The Coolhaus ice cream truck has come a long way since its inception three years ago. As the third ever employee on Coolhaus' payroll, Truck Manager Lisa Dring has been with Coolhaus since its ice-cream-out-of-a-postal-truck days, slinging its famed sandwiches from Coachella to bar mitzvahs, and has noticed some key differences vending between the New York and the company's home in Los Angeles.
When people ask me where to go for dairy-free ice cream, I always send them to Lula's Sweet Apothecary, which sells nut-based ice cream so good tastes just incidentally vegan.
Some sundaes elicit pure nostalgia with Reddi-wip and Hershey's syrup, while more elaborate ones include rich fudge sauce and massive brownies. Frankly, we love them all. Here are 7 of our favorite sundaes in NYC that we always turn to when that very particular craving hits.
As National Ice Cream Month draws to a close this week, we'd like to leave our readers with one last icy, creamy, and delicious gift. Here are the SE staffers' favorite ice creams in NYC (although some of us had a hard time deciding on just one).
There are plenty of ways an eggy ice cream with sweet wine can go wrong, but this is fantastic stuff: a good hit of booze, the rich custardy depth of egg, and a sweetness that doesn't overpower the delicate flavor of the grapes.
Talk about neglected art forms: who's making great Italian ices these days? Among a few other keepers of the frozen flame, Famous Ben's Pizza still makes great ones, including what may be the best Italian ice I've ever had.
Our lives changed the day we decided to stick some gelato into a kouign amann from two great Soho spots a five minute walk away. It got us thinking: what other great sandwiches could we make around town? And who says an ice cream sandwich must be limited to cookie plus ice cream?
There are hundreds of flavors frozen into paletas, Mexican popsicles made with fresh fruit, juices, and savory accents. But have you tasted the hard-to-find varieties? Nance, mamey, grosella, and rompope, waiting in a reach-in freezer near you.
The problem isn't what to get at Il Laboratorio del Gelato; it's how to make the most of combining those flavors. After plenty of trial and error, I think I've hit on my favorite mix.
An ice cream sandwich for true lovers of rainbow cookies. Sure, the ice cream is a little incidental, but it's a great cold à la mode of sorts.
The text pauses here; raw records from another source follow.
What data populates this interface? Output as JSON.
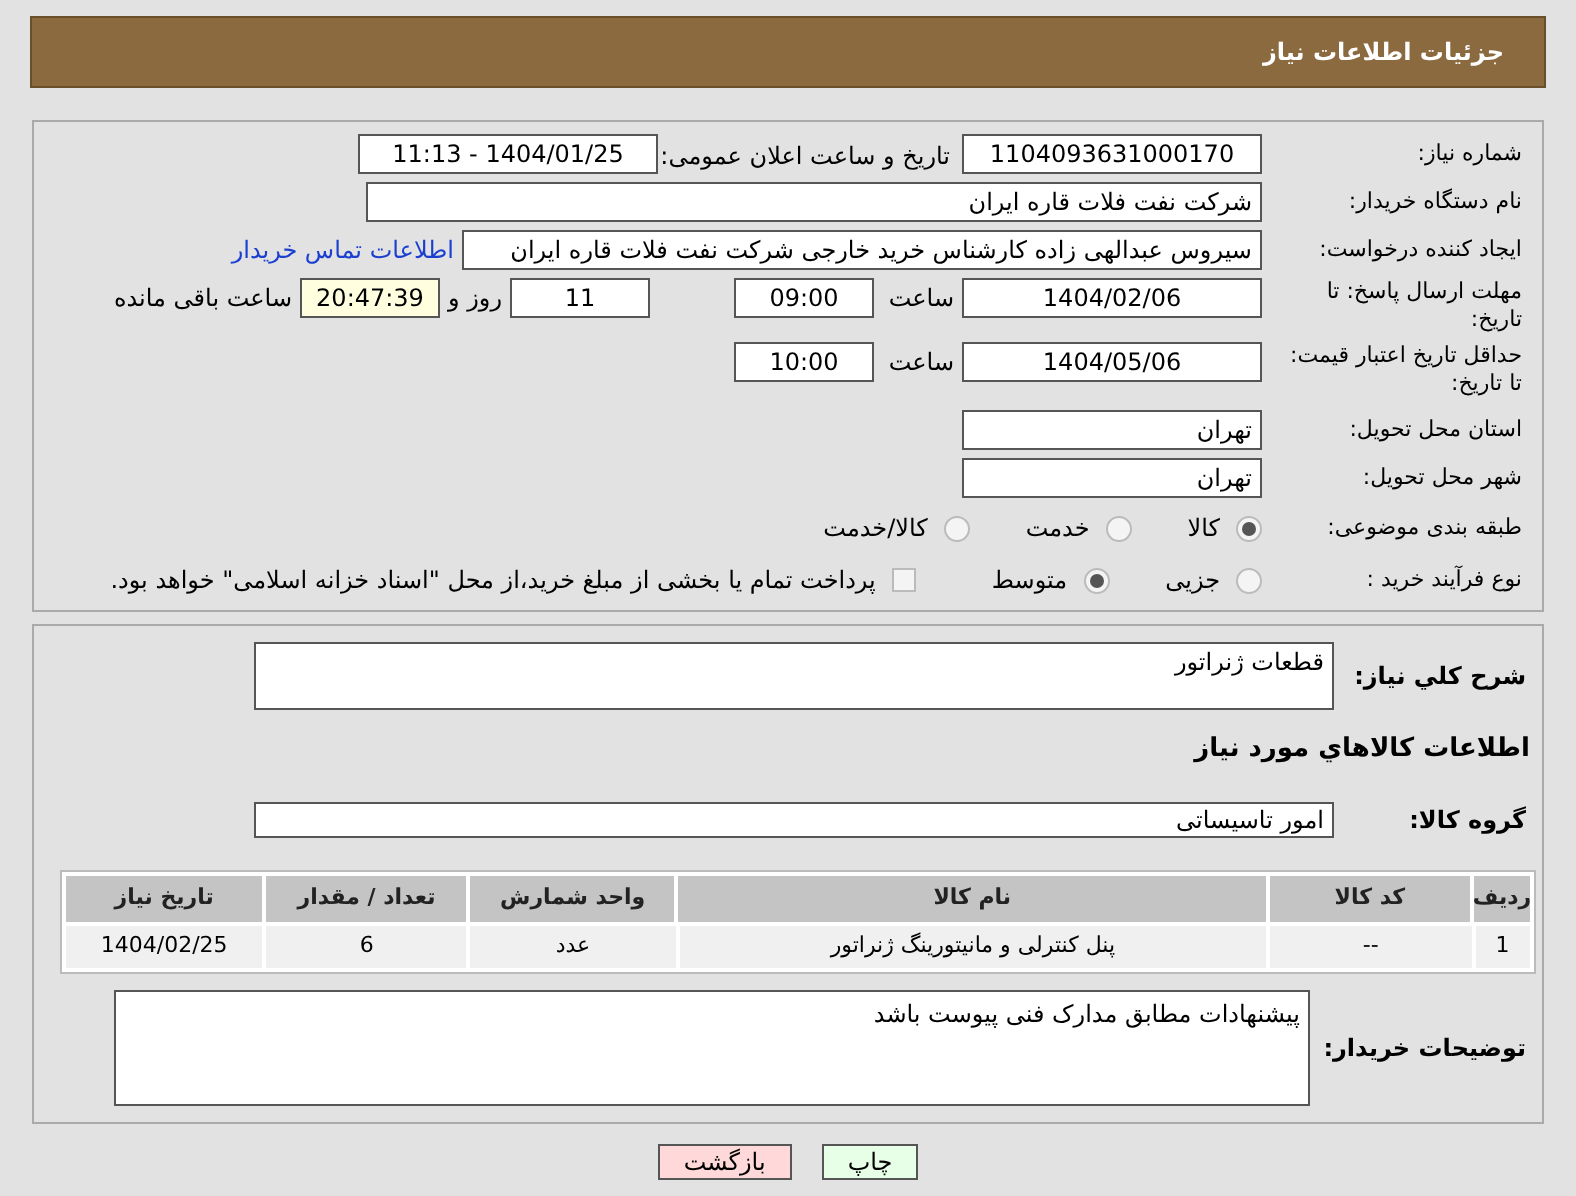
{
  "header": {
    "title": "جزئیات اطلاعات نیاز"
  },
  "need_number": {
    "label": "شماره نیاز:",
    "value": "1104093631000170"
  },
  "announce": {
    "label": "تاریخ و ساعت اعلان عمومی:",
    "value": "1404/01/25 - 11:13"
  },
  "buyer_org": {
    "label": "نام دستگاه خریدار:",
    "value": "شرکت نفت فلات قاره ایران"
  },
  "requester": {
    "label": "ایجاد کننده درخواست:",
    "value": "سیروس عبدالهی زاده کارشناس خرید خارجی شرکت نفت فلات قاره ایران",
    "link": "اطلاعات تماس خریدار"
  },
  "reply_deadline": {
    "label": "مهلت ارسال پاسخ: تا تاریخ:",
    "date": "1404/02/06",
    "time_label": "ساعت",
    "time": "09:00",
    "days": "11",
    "days_label": "روز و",
    "remaining": "20:47:39",
    "remaining_label": "ساعت باقی مانده"
  },
  "price_validity": {
    "label": "حداقل تاریخ اعتبار قیمت: تا تاریخ:",
    "date": "1404/05/06",
    "time_label": "ساعت",
    "time": "10:00"
  },
  "province": {
    "label": "استان محل تحویل:",
    "value": "تهران"
  },
  "city": {
    "label": "شهر محل تحویل:",
    "value": "تهران"
  },
  "category": {
    "label": "طبقه بندی موضوعی:",
    "options": [
      {
        "label": "کالا",
        "selected": true
      },
      {
        "label": "خدمت",
        "selected": false
      },
      {
        "label": "کالا/خدمت",
        "selected": false
      }
    ]
  },
  "process": {
    "label": "نوع فرآیند خرید :",
    "options": [
      {
        "label": "جزیی",
        "selected": false
      },
      {
        "label": "متوسط",
        "selected": true
      }
    ],
    "payment": {
      "label": "پرداخت تمام یا بخشی از مبلغ خرید،از محل \"اسناد خزانه اسلامی\" خواهد بود.",
      "checked": false
    }
  },
  "description": {
    "label": "شرح کلي نياز:",
    "value": "قطعات ژنراتور"
  },
  "goods_title": "اطلاعات کالاهاي مورد نياز",
  "goods_group": {
    "label": "گروه کالا:",
    "value": "امور تاسیساتی"
  },
  "table": {
    "columns": [
      "ردیف",
      "کد کالا",
      "نام کالا",
      "واحد شمارش",
      "تعداد / مقدار",
      "تاریخ نیاز"
    ],
    "rows": [
      [
        "1",
        "--",
        "پنل کنترلی و مانیتورینگ ژنراتور",
        "عدد",
        "6",
        "1404/02/25"
      ]
    ]
  },
  "buyer_notes": {
    "label": "توضیحات خریدار:",
    "value": "پیشنهادات مطابق مدارک فنی پیوست باشد"
  },
  "buttons": [
    {
      "label": "چاپ",
      "kind": "print"
    },
    {
      "label": "بازگشت",
      "kind": "back"
    }
  ]
}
Doug Quint is just fun. New Yorkers have known this since the beginning, when the Big Gay Ice Cream Truck was getting press coverage even before it rolled out onto the streets in 2009. Since then Quint and partner Bryan Petroff have kept their signature style—soft serve ice cream piled with inventive toppings and served with a smile—true and consistent as their business expanded to an East Village storefront and a national presence.
The sake ice cream at Yopparai is delicate and subtle, suggestive of deep rice flavor but refreshing on the finish.
It's hard enough for an ice cream sandwich to balance one-note ice cream and cookie elements; the Thai Fighter juggles four main ingredients admirably well.
New York, like many other cities, has been overrun with frozen yogurt chains like Pinkberry and Red Mango (and about 100 knockoffs thereof). But where can you find even better frozen yogurt in New York? After tasting our way through a few dozen yogurt shops in the city, we've found five that get our stamp of approval. Here they are.
A scoop of Strawberry ($4 for small) from Brooklyn creamery Blue Marble doesn't look like much in the cup, but don't be fooled by its understated facade—this is serious ice cream.